#### [Exercise aim]
Your answer should reproduce the full set of records exactly as given.

+++ Supplied information

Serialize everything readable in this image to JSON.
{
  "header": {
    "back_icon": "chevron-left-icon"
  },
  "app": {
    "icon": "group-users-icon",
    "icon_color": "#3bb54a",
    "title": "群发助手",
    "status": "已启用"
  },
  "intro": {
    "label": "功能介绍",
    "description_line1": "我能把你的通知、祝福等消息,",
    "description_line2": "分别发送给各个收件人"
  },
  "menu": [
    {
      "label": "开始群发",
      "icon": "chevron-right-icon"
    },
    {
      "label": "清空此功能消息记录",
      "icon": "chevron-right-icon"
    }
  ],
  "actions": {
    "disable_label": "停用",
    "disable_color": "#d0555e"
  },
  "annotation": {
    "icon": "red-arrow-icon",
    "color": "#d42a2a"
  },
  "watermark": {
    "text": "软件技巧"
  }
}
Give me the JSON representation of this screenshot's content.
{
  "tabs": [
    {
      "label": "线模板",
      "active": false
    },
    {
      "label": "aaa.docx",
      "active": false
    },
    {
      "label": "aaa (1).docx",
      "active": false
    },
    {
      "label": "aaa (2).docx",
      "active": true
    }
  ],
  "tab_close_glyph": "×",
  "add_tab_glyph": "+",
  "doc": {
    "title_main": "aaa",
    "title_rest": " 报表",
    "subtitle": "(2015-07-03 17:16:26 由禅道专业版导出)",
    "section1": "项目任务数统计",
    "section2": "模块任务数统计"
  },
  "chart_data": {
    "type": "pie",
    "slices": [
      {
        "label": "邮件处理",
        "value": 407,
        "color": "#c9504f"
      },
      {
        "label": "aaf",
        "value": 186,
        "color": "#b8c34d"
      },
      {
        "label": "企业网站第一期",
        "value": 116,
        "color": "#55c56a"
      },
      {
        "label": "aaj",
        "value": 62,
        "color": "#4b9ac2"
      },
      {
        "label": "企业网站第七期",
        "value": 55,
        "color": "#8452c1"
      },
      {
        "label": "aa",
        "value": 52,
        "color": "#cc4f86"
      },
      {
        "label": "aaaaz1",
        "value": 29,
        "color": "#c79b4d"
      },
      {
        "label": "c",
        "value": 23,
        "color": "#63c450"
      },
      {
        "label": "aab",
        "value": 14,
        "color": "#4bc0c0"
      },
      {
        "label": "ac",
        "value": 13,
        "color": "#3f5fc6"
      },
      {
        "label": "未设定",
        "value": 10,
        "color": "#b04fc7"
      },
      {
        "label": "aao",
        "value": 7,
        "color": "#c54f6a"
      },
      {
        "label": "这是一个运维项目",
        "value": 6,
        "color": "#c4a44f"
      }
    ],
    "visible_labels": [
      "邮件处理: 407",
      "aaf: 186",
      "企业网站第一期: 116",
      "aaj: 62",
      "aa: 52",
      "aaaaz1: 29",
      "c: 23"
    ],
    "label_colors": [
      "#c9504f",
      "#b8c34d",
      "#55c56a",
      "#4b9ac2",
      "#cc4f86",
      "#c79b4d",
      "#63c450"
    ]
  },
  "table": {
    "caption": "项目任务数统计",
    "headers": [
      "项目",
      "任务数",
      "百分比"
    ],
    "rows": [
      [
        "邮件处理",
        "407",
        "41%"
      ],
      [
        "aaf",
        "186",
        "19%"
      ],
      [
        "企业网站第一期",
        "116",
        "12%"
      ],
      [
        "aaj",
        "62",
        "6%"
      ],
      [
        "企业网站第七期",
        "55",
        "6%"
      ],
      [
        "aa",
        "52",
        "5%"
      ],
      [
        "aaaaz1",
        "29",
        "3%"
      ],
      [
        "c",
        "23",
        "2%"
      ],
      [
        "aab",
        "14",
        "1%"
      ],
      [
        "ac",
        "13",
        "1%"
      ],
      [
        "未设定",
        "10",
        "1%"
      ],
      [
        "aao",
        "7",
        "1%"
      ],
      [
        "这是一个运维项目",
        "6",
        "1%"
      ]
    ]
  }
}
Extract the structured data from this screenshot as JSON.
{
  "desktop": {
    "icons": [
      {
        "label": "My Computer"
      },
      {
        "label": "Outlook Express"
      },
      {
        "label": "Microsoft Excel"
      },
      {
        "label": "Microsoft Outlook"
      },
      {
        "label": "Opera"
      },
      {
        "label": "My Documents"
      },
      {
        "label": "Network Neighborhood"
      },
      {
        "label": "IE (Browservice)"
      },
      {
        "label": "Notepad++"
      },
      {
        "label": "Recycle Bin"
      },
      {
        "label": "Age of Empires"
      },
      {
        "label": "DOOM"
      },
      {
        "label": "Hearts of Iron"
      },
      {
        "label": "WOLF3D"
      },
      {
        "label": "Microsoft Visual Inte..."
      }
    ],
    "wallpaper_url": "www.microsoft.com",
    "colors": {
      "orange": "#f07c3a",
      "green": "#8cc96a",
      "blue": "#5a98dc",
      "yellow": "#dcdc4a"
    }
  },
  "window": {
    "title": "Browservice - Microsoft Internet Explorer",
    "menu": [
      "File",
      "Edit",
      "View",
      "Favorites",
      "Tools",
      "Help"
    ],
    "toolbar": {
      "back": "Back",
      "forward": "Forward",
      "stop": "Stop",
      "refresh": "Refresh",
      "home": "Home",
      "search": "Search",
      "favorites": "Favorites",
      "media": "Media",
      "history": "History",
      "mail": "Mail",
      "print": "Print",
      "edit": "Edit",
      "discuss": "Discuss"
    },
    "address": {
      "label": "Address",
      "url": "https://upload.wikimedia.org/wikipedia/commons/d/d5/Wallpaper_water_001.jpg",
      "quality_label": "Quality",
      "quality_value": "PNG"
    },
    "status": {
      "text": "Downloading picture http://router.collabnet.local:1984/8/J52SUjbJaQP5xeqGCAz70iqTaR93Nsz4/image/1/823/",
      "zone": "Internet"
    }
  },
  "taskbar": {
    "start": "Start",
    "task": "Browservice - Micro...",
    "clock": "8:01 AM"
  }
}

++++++

#### [Answer space]
Serialize everything readable in this image to JSON.
{
  "header": {
    "back_icon": "chevron-left-icon"
  },
  "app": {
    "icon": "group-users-icon",
    "icon_color": "#3bb54a",
    "title": "群发助手",
    "status": "已启用"
  },
  "intro": {
    "label": "功能介绍",
    "description_line1": "我能把你的通知、祝福等消息,",
    "description_line2": "分别发送给各个收件人"
  },
  "menu": [
    {
      "label": "开始群发",
      "icon": "chevron-right-icon"
    },
    {
      "label": "清空此功能消息记录",
      "icon": "chevron-right-icon"
    }
  ],
  "actions": {
    "disable_label": "停用",
    "disable_color": "#d0555e"
  },
  "annotation": {
    "icon": "red-arrow-icon",
    "color": "#d42a2a"
  },
  "watermark": {
    "text": "软件技巧"
  }
}
Give me the JSON representation of this screenshot's content.
{
  "tabs": [
    {
      "label": "线模板",
      "active": false
    },
    {
      "label": "aaa.docx",
      "active": false
    },
    {
      "label": "aaa (1).docx",
      "active": false
    },
    {
      "label": "aaa (2).docx",
      "active": true
    }
  ],
  "tab_close_glyph": "×",
  "add_tab_glyph": "+",
  "doc": {
    "title_main": "aaa",
    "title_rest": " 报表",
    "subtitle": "(2015-07-03 17:16:26 由禅道专业版导出)",
    "section1": "项目任务数统计",
    "section2": "模块任务数统计"
  },
  "chart_data": {
    "type": "pie",
    "slices": [
      {
        "label": "邮件处理",
        "value": 407,
        "color": "#c9504f"
      },
      {
        "label": "aaf",
        "value": 186,
        "color": "#b8c34d"
      },
      {
        "label": "企业网站第一期",
        "value": 116,
        "color": "#55c56a"
      },
      {
        "label": "aaj",
        "value": 62,
        "color": "#4b9ac2"
      },
      {
        "label": "企业网站第七期",
        "value": 55,
        "color": "#8452c1"
      },
      {
        "label": "aa",
        "value": 52,
        "color": "#cc4f86"
      },
      {
        "label": "aaaaz1",
        "value": 29,
        "color": "#c79b4d"
      },
      {
        "label": "c",
        "value": 23,
        "color": "#63c450"
      },
      {
        "label": "aab",
        "value": 14,
        "color": "#4bc0c0"
      },
      {
        "label": "ac",
        "value": 13,
        "color": "#3f5fc6"
      },
      {
        "label": "未设定",
        "value": 10,
        "color": "#b04fc7"
      },
      {
        "label": "aao",
        "value": 7,
        "color": "#c54f6a"
      },
      {
        "label": "这是一个运维项目",
        "value": 6,
        "color": "#c4a44f"
      }
    ],
    "visible_labels": [
      "邮件处理: 407",
      "aaf: 186",
      "企业网站第一期: 116",
      "aaj: 62",
      "aa: 52",
      "aaaaz1: 29",
      "c: 23"
    ],
    "label_colors": [
      "#c9504f",
      "#b8c34d",
      "#55c56a",
      "#4b9ac2",
      "#cc4f86",
      "#c79b4d",
      "#63c450"
    ]
  },
  "table": {
    "caption": "项目任务数统计",
    "headers": [
      "项目",
      "任务数",
      "百分比"
    ],
    "rows": [
      [
        "邮件处理",
        "407",
        "41%"
      ],
      [
        "aaf",
        "186",
        "19%"
      ],
      [
        "企业网站第一期",
        "116",
        "12%"
      ],
      [
        "aaj",
        "62",
        "6%"
      ],
      [
        "企业网站第七期",
        "55",
        "6%"
      ],
      [
        "aa",
        "52",
        "5%"
      ],
      [
        "aaaaz1",
        "29",
        "3%"
      ],
      [
        "c",
        "23",
        "2%"
      ],
      [
        "aab",
        "14",
        "1%"
      ],
      [
        "ac",
        "13",
        "1%"
      ],
      [
        "未设定",
        "10",
        "1%"
      ],
      [
        "aao",
        "7",
        "1%"
      ],
      [
        "这是一个运维项目",
        "6",
        "1%"
      ]
    ]
  }
}
Extract the structured data from this screenshot as JSON.
{
  "desktop": {
    "icons": [
      {
        "label": "My Computer"
      },
      {
        "label": "Outlook Express"
      },
      {
        "label": "Microsoft Excel"
      },
      {
        "label": "Microsoft Outlook"
      },
      {
        "label": "Opera"
      },
      {
        "label": "My Documents"
      },
      {
        "label": "Network Neighborhood"
      },
      {
        "label": "IE (Browservice)"
      },
      {
        "label": "Notepad++"
      },
      {
        "label": "Recycle Bin"
      },
      {
        "label": "Age of Empires"
      },
      {
        "label": "DOOM"
      },
      {
        "label": "Hearts of Iron"
      },
      {
        "label": "WOLF3D"
      },
      {
        "label": "Microsoft Visual Inte..."
      }
    ],
    "wallpaper_url": "www.microsoft.com",
    "colors": {
      "orange": "#f07c3a",
      "green": "#8cc96a",
      "blue": "#5a98dc",
      "yellow": "#dcdc4a"
    }
  },
  "window": {
    "title": "Browservice - Microsoft Internet Explorer",
    "menu": [
      "File",
      "Edit",
      "View",
      "Favorites",
      "Tools",
      "Help"
    ],
    "toolbar": {
      "back": "Back",
      "forward": "Forward",
      "stop": "Stop",
      "refresh": "Refresh",
      "home": "Home",
      "search": "Search",
      "favorites": "Favorites",
      "media": "Media",
      "history": "History",
      "mail": "Mail",
      "print": "Print",
      "edit": "Edit",
      "discuss": "Discuss"
    },
    "address": {
      "label": "Address",
      "url": "https://upload.wikimedia.org/wikipedia/commons/d/d5/Wallpaper_water_001.jpg",
      "quality_label": "Quality",
      "quality_value": "PNG"
    },
    "status": {
      "text": "Downloading picture http://router.collabnet.local:1984/8/J52SUjbJaQP5xeqGCAz70iqTaR93Nsz4/image/1/823/",
      "zone": "Internet"
    }
  },
  "taskbar": {
    "start": "Start",
    "task": "Browservice - Micro...",
    "clock": "8:01 AM"
  }
}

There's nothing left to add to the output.